§ Exercise details:
Throughout the listing that follows, find each line with the word "guide" and copy it.

§ Data:
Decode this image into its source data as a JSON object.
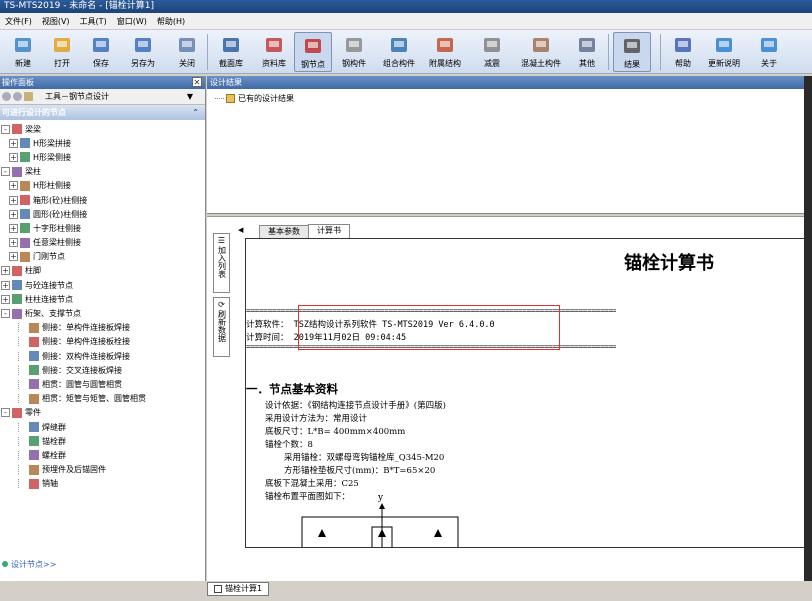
{
  "window": {
    "title": "TS-MTS2019 - 未命名 - [锚栓计算1]"
  },
  "menu": [
    "文件(F)",
    "视图(V)",
    "工具(T)",
    "窗口(W)",
    "帮助(H)"
  ],
  "toolbar": [
    {
      "label": "新建",
      "icon": "new-icon"
    },
    {
      "label": "打开",
      "icon": "open-icon"
    },
    {
      "label": "保存",
      "icon": "save-icon"
    },
    {
      "label": "另存为",
      "icon": "saveas-icon"
    },
    {
      "label": "关闭",
      "icon": "close-icon"
    },
    {
      "label": "截面库",
      "icon": "section-lib-icon"
    },
    {
      "label": "资料库",
      "icon": "data-lib-icon"
    },
    {
      "label": "钢节点",
      "icon": "steel-node-icon",
      "pressed": true
    },
    {
      "label": "钢构件",
      "icon": "steel-member-icon"
    },
    {
      "label": "组合构件",
      "icon": "composite-icon"
    },
    {
      "label": "附属结构",
      "icon": "attached-icon"
    },
    {
      "label": "减震",
      "icon": "damping-icon"
    },
    {
      "label": "混凝土构件",
      "icon": "concrete-icon"
    },
    {
      "label": "其他",
      "icon": "other-icon"
    },
    {
      "label": "结果",
      "icon": "result-icon",
      "pressed": true
    },
    {
      "label": "帮助",
      "icon": "help-icon"
    },
    {
      "label": "更新说明",
      "icon": "update-icon"
    },
    {
      "label": "关于",
      "icon": "about-icon"
    }
  ],
  "left_panel": {
    "header": "操作面板",
    "nav_text": "工具－钢节点设计",
    "section_title": "可进行设计的节点",
    "footer": "设计节点>>",
    "tree": [
      {
        "label": "梁梁",
        "level": 0,
        "expander": "-"
      },
      {
        "label": "H形梁拼接",
        "level": 1,
        "expander": "+"
      },
      {
        "label": "H形梁侧接",
        "level": 1,
        "expander": "+"
      },
      {
        "label": "梁柱",
        "level": 0,
        "expander": "-"
      },
      {
        "label": "H形柱侧接",
        "level": 1,
        "expander": "+"
      },
      {
        "label": "箱形(砼)柱侧接",
        "level": 1,
        "expander": "+"
      },
      {
        "label": "圆形(砼)柱侧接",
        "level": 1,
        "expander": "+"
      },
      {
        "label": "十字形柱侧接",
        "level": 1,
        "expander": "+"
      },
      {
        "label": "任意梁柱侧接",
        "level": 1,
        "expander": "+"
      },
      {
        "label": "门刚节点",
        "level": 1,
        "expander": "+"
      },
      {
        "label": "柱脚",
        "level": 0,
        "expander": "+"
      },
      {
        "label": "与砼连接节点",
        "level": 0,
        "expander": "+"
      },
      {
        "label": "柱柱连接节点",
        "level": 0,
        "expander": "+"
      },
      {
        "label": "桁架、支撑节点",
        "level": 0,
        "expander": "-"
      },
      {
        "label": "侧接：单构件连接板焊接",
        "level": 2,
        "expander": ""
      },
      {
        "label": "侧接：单构件连接板栓接",
        "level": 2,
        "expander": ""
      },
      {
        "label": "侧接：双构件连接板焊接",
        "level": 2,
        "expander": ""
      },
      {
        "label": "侧接：交叉连接板焊接",
        "level": 2,
        "expander": ""
      },
      {
        "label": "相贯：圆管与圆管相贯",
        "level": 2,
        "expander": ""
      },
      {
        "label": "相贯：矩管与矩管、圆管相贯",
        "level": 2,
        "expander": ""
      },
      {
        "label": "零件",
        "level": 0,
        "expander": "-"
      },
      {
        "label": "焊缝群",
        "level": 2,
        "expander": ""
      },
      {
        "label": "锚栓群",
        "level": 2,
        "expander": ""
      },
      {
        "label": "螺栓群",
        "level": 2,
        "expander": ""
      },
      {
        "label": "预埋件及后锚固件",
        "level": 2,
        "expander": ""
      },
      {
        "label": "销轴",
        "level": 2,
        "expander": ""
      }
    ]
  },
  "results_panel": {
    "header": "设计结果",
    "item": "已有的设计结果"
  },
  "doc": {
    "side_tools": [
      "加入列表",
      "刷新数据"
    ],
    "tabs": [
      "基本参数",
      "计算书"
    ],
    "title": "锚栓计算书",
    "separator": "========================================================================================",
    "software_line": "计算软件：    TSZ结构设计系列软件 TS-MTS2019 Ver 6.4.0.0",
    "time_line": "计算时间：    2019年11月02日 09:04:45",
    "section_title": "一．节点基本资料",
    "lines": [
      "设计依据：《钢结构连接节点设计手册》(第四版)",
      "采用设计方法为：常用设计",
      "底板尺寸：L*B= 400mm×400mm",
      "锚栓个数：8",
      "采用锚栓：双螺母弯钩锚栓库_Q345-M20",
      "方形锚栓垫板尺寸(mm)：B*T=65×20",
      "底板下混凝土采用：C25",
      "锚栓布置平面图如下："
    ],
    "axis_label": "y",
    "bottom_tab": "锚栓计算1"
  }
}
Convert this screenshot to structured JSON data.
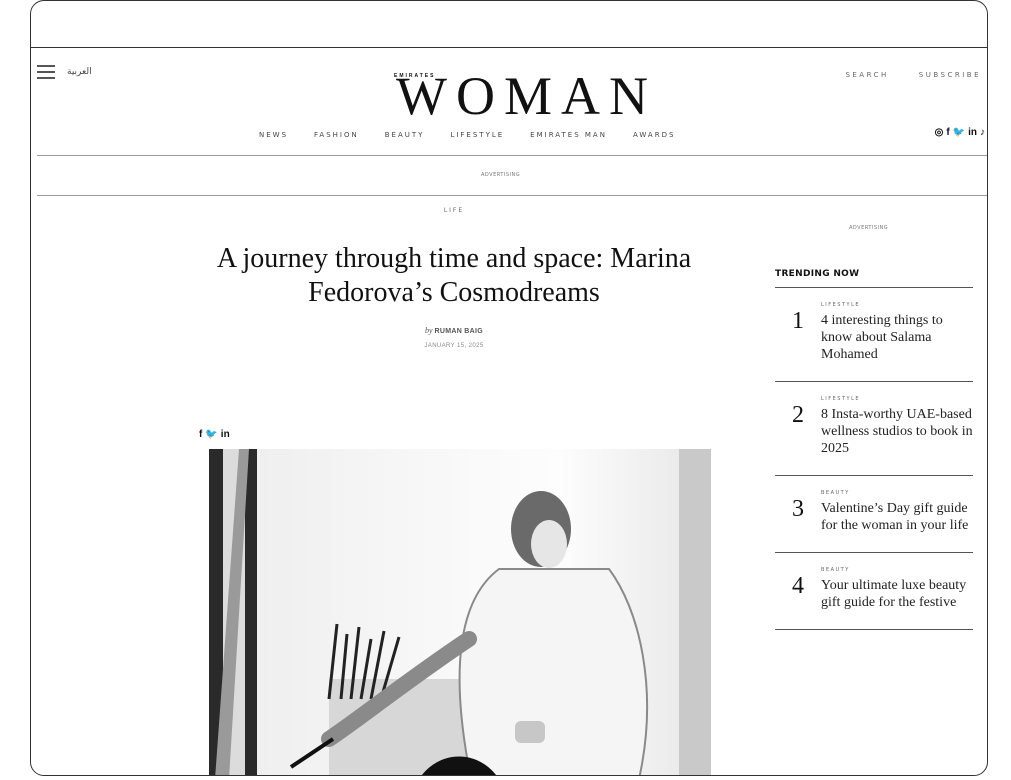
{
  "header": {
    "menu_icon": "hamburger-icon",
    "language": "العربية",
    "brand_kicker": "EMIRATES",
    "brand_name": "WOMAN",
    "search": "SEARCH",
    "subscribe": "SUBSCRIBE",
    "nav": [
      "NEWS",
      "FASHION",
      "BEAUTY",
      "LIFESTYLE",
      "EMIRATES MAN",
      "AWARDS"
    ],
    "social_icons": [
      "instagram-icon",
      "facebook-icon",
      "twitter-icon",
      "linkedin-icon",
      "tiktok-icon"
    ],
    "social_glyphs": [
      "◎",
      "f",
      "🐦",
      "in",
      "♪"
    ]
  },
  "ads": {
    "top": "ADVERTISING",
    "sidebar": "ADVERTISING"
  },
  "article": {
    "section": "LIFE",
    "title": "A journey through time and space: Marina Fedorova’s Cosmodreams",
    "by": "by",
    "author": "RUMAN BAIG",
    "date": "JANUARY 15, 2025",
    "share_icons": [
      "facebook-icon",
      "twitter-icon",
      "linkedin-icon"
    ],
    "share_glyphs": [
      "f",
      "🐦",
      "in"
    ]
  },
  "sidebar": {
    "trending_title": "TRENDING NOW",
    "items": [
      {
        "num": "1",
        "category": "LIFESTYLE",
        "title": "4 interesting things to know about Salama Mohamed"
      },
      {
        "num": "2",
        "category": "LIFESTYLE",
        "title": "8 Insta-worthy UAE-based wellness studios to book in 2025"
      },
      {
        "num": "3",
        "category": "BEAUTY",
        "title": "Valentine’s Day gift guide for the woman in your life"
      },
      {
        "num": "4",
        "category": "BEAUTY",
        "title": "Your ultimate luxe beauty gift guide for the festive"
      }
    ]
  }
}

§ Written solution:
        "title": "Valentine’s Day gift guide for the woman in your life"
        "title": "Your ultimate luxe beauty gift guide for the festive"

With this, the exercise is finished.